Appellants' point here is this: that the application for the variance was limited to specifically measured differences from the set-back lines, and that the notice of hearing and the hearing by the Board of Supervisors were limited to the particular variance sought. Appellants say that, although these particular variances were rejected by the Board of Supervisors, there is no showing that other variances would not have been allowed, and that if plaintiffs ‘wanted the Board to grant some or any variance they should have said so.’ If, by this, appellants mean that other specific variances must have been requested, we believe the trial judge has given an apt answer in his opinion, as follows: ‘Under this contention no resort could be had to the courts until all possible variances which the ingenuity of man could conjure have been submitted and refused. Without such a determination it could not be said that the administrative remedies have been exhausted no matter how many multiple or successive petitions might be filed. It could always be urged, as here, that each denial is only a denial of that specific variance.’ If, on the other hand, plaintiffs had gone before the board with vague references to ‘some’ or ‘any’ variance, no doubt they would have been dismissed summarily as having put forth no intelligent plan. Again, to quote Honorable Homer W. Patterson, the trial judge: ‘The only problem here is a setback line and minimum area and it would be very easy for the Administrative Board to designate the lines which would be acceptable and common sense would seem to dictate that it do this rather than to make a guessing game out of the procedure. It would appear to be unreasonable to neither grant the variance as requested or upon such terms as the authorities may prescribe.’

Appellants state that the board would not have had jurisdiction to have granted any other variances than those requested, because the notice of hearing, under the ordinance, referred only to those variances. This may well be the case as substantially larger variances than those applied for, although the plus and minus signs in the application might permit of some deviation, but it cannot be said that plaintiffs failed to exhaust their administrative remedies by not applying for a greater variance when a lesser one had been denied. On the other hand, since the greater includes the less (Civ.Code, § 3536), we believe that the board would have had the power to grant some lesser variance. Actually, as it appeared from the testimony of Mr. Walling, the variances asked for were very close to the minimum effective variances for a usable residence. We sustain the finding and conclusion of the trial court that plaintiffs had exhausted their administrative remedies.

Appellants' Contention III: Constitutionality of the Set-Back Ordinances
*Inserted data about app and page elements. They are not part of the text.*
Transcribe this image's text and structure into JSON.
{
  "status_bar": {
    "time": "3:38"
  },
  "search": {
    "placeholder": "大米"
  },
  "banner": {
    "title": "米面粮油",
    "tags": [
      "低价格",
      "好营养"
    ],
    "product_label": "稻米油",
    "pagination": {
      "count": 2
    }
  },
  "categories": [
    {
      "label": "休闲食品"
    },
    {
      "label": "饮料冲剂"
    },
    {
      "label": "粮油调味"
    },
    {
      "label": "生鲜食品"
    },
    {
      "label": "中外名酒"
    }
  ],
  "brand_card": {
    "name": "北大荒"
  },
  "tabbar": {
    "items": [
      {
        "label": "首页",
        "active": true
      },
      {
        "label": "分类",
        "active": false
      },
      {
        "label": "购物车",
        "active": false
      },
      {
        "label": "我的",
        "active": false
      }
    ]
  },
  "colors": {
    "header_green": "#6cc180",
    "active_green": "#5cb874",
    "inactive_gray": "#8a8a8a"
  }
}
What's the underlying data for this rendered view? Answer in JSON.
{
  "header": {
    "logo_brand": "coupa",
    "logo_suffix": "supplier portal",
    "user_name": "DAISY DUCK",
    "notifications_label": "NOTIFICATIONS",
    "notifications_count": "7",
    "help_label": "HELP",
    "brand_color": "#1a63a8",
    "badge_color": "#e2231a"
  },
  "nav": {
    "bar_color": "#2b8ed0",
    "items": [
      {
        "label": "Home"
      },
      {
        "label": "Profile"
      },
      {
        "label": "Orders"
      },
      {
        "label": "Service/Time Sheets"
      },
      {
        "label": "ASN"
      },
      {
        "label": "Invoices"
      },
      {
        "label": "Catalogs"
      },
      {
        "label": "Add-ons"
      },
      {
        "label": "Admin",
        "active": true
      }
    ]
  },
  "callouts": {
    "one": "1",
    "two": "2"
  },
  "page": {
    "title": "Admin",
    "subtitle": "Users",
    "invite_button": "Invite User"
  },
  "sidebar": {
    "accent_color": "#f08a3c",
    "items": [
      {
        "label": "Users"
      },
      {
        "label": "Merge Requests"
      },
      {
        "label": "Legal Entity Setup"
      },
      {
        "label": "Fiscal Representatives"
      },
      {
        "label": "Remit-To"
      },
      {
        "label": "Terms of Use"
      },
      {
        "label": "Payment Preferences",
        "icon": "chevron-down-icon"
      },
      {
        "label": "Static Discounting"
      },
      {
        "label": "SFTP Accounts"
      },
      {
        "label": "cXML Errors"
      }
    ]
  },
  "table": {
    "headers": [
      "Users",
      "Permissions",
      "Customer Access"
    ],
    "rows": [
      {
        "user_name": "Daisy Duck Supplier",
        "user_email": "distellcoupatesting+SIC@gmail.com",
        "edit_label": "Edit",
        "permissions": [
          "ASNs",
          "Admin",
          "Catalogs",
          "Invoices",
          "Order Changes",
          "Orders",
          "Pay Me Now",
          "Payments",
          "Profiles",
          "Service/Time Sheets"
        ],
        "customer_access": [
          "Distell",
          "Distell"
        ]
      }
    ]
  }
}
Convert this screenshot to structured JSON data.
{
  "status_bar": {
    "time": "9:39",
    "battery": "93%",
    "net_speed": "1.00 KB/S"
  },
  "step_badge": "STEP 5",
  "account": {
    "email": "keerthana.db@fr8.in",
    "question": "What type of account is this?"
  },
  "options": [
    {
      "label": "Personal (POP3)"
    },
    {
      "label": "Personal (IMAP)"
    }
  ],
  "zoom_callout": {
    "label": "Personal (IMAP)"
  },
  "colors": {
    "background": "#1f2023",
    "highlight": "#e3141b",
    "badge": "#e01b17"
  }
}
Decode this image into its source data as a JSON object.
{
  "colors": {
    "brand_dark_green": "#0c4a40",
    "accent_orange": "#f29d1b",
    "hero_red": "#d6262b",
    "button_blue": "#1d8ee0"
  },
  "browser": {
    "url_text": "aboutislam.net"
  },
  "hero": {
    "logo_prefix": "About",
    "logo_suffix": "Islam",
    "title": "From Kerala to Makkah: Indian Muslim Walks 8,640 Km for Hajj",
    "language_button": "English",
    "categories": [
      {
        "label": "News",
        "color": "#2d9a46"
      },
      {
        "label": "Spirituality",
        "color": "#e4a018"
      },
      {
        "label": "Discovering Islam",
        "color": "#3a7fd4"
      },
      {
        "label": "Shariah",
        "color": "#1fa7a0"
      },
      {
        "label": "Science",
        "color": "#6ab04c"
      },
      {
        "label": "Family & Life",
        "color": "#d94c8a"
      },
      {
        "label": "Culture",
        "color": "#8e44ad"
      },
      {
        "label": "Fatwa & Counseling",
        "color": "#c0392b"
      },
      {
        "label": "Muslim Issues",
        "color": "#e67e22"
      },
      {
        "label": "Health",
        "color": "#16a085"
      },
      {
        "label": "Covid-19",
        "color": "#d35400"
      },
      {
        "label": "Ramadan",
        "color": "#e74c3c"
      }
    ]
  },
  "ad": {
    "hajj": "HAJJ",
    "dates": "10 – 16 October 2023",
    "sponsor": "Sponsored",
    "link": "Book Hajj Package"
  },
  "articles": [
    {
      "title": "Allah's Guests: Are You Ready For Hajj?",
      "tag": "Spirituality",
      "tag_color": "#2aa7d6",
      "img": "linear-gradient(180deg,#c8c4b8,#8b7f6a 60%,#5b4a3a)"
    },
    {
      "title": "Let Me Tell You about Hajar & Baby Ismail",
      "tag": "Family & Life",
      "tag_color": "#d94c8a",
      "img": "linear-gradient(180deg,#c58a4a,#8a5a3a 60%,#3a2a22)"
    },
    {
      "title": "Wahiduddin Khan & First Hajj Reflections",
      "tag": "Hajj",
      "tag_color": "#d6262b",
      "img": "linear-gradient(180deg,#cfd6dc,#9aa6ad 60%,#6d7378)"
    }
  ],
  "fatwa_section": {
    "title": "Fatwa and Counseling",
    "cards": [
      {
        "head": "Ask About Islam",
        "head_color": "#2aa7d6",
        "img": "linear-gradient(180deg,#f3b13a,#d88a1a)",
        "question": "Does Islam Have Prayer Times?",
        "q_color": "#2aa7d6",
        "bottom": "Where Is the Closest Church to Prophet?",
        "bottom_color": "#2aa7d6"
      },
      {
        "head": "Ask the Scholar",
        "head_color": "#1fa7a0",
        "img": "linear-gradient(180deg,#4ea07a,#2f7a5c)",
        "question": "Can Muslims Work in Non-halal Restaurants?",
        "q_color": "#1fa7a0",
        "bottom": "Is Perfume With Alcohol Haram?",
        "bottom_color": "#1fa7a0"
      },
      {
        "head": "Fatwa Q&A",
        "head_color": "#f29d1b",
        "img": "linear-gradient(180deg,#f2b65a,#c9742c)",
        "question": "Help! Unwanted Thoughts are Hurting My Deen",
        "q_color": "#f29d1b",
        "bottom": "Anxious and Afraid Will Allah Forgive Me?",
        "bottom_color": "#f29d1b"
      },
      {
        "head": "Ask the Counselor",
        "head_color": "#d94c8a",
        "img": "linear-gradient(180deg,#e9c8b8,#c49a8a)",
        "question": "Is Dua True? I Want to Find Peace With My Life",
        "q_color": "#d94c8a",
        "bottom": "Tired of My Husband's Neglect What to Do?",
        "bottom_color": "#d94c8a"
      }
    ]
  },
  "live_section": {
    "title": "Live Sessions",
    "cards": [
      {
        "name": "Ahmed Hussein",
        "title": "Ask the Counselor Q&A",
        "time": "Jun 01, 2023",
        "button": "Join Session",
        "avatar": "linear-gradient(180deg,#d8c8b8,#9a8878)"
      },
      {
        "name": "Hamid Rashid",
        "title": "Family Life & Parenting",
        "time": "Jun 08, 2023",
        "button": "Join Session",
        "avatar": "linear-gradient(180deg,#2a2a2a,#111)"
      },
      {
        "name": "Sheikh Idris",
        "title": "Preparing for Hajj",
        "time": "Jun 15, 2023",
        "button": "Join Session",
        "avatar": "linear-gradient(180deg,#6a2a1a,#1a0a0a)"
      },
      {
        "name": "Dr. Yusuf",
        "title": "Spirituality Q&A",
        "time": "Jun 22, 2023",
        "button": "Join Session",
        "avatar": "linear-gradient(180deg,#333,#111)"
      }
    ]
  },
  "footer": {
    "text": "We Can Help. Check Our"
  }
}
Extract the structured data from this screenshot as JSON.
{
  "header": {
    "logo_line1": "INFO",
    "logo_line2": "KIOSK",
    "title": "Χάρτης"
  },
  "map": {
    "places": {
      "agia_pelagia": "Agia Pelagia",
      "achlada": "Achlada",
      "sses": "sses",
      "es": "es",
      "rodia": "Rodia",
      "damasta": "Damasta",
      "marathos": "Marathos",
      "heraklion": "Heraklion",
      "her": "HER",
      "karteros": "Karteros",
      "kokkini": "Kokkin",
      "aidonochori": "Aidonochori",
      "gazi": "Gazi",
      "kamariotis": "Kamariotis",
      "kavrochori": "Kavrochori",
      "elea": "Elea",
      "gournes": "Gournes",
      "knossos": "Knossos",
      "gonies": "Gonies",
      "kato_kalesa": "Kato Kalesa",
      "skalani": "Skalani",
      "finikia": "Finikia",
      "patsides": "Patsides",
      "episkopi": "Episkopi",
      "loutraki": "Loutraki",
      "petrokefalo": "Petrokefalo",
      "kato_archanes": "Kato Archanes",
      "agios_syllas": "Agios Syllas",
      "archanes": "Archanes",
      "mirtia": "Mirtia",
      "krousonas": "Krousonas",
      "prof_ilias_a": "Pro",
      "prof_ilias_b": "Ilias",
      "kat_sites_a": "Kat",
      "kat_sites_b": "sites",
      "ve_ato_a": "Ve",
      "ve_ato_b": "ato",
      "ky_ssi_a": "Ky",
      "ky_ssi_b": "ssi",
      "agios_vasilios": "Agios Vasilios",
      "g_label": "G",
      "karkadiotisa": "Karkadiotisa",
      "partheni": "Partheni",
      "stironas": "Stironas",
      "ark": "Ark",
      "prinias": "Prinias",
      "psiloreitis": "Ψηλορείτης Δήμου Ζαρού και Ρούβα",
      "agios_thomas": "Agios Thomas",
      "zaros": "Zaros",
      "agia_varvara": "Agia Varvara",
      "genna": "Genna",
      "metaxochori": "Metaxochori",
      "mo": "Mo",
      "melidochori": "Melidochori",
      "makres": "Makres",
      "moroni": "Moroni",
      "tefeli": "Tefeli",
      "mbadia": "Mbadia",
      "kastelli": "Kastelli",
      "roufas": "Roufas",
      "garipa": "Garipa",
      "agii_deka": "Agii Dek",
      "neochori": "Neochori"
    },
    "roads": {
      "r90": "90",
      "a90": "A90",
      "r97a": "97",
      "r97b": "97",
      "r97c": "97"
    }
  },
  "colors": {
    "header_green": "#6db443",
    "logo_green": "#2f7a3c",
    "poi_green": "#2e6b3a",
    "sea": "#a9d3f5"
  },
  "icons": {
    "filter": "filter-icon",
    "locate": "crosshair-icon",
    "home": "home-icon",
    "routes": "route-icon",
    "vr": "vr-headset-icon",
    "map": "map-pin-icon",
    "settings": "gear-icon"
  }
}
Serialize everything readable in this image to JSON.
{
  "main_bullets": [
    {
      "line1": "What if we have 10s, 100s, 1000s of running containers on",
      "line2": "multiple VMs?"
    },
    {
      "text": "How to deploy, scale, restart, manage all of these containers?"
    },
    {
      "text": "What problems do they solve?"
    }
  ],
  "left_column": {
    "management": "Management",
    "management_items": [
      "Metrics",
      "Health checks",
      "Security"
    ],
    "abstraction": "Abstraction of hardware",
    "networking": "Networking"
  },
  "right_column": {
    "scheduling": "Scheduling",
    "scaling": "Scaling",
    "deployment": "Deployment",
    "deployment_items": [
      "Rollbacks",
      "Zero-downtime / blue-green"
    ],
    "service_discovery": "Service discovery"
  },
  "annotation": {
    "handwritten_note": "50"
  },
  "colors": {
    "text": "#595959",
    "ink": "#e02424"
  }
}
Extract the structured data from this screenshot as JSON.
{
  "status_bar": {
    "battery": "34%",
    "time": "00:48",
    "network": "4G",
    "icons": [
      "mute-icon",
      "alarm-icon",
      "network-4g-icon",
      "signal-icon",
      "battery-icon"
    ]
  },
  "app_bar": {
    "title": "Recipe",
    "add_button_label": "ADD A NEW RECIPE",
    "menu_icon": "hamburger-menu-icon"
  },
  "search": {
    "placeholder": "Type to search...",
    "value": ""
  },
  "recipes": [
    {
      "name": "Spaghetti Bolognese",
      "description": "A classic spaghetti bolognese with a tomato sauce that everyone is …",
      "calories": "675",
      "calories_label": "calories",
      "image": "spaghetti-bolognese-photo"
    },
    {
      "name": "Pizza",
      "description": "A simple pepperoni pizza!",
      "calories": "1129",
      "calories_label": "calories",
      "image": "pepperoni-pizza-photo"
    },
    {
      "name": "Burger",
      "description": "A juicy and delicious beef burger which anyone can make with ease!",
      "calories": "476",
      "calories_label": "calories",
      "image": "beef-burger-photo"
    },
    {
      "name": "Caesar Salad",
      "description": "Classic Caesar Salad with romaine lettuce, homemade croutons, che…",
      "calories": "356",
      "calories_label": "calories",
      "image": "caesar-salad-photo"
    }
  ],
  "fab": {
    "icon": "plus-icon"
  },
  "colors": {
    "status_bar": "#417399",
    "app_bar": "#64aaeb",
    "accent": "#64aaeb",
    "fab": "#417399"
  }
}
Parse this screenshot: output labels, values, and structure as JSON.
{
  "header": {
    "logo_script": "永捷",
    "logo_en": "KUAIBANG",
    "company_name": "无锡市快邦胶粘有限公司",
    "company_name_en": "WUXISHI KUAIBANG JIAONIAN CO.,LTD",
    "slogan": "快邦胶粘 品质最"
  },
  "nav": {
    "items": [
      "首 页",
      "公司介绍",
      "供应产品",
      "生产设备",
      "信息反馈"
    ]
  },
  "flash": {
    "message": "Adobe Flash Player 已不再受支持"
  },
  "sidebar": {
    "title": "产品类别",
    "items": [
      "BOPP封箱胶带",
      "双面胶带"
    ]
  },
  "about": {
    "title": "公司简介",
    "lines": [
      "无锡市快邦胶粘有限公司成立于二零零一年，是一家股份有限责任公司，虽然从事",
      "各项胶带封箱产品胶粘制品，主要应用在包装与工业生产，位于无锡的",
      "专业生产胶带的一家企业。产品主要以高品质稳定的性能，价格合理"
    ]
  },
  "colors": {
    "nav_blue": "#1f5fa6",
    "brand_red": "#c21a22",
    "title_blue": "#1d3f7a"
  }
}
Appellants cite some authorities on the general proposition relating to the constitutionality of set-back ordinances under the police power. Plaintiffs do not attack the constitutionality of these ordinances in general, but only as applied to their property, as in Metcalf v. County of Los Angeles, 24 Cal.2d 267, 270, 148 P.2d 645. No evidence whatever was presented by appellants at the trial. Confiscation, or virtual confiscation, of lands by zoning cannot be upheld (2 Metzenbaum, Law of Zoning, p. 1364 et seq.). Virtual confiscation occurs when set-back ordinances applying to a corner lot reduce the theoretically usable surface to an absurdly small size (Faucher v. Sherwood, 321 Mich. 193, 32 N.W.2d 440).

Judgment is affirmed.

DEVINE, Justice.

DRAPER, P. J., and SALSMAN, J., concur.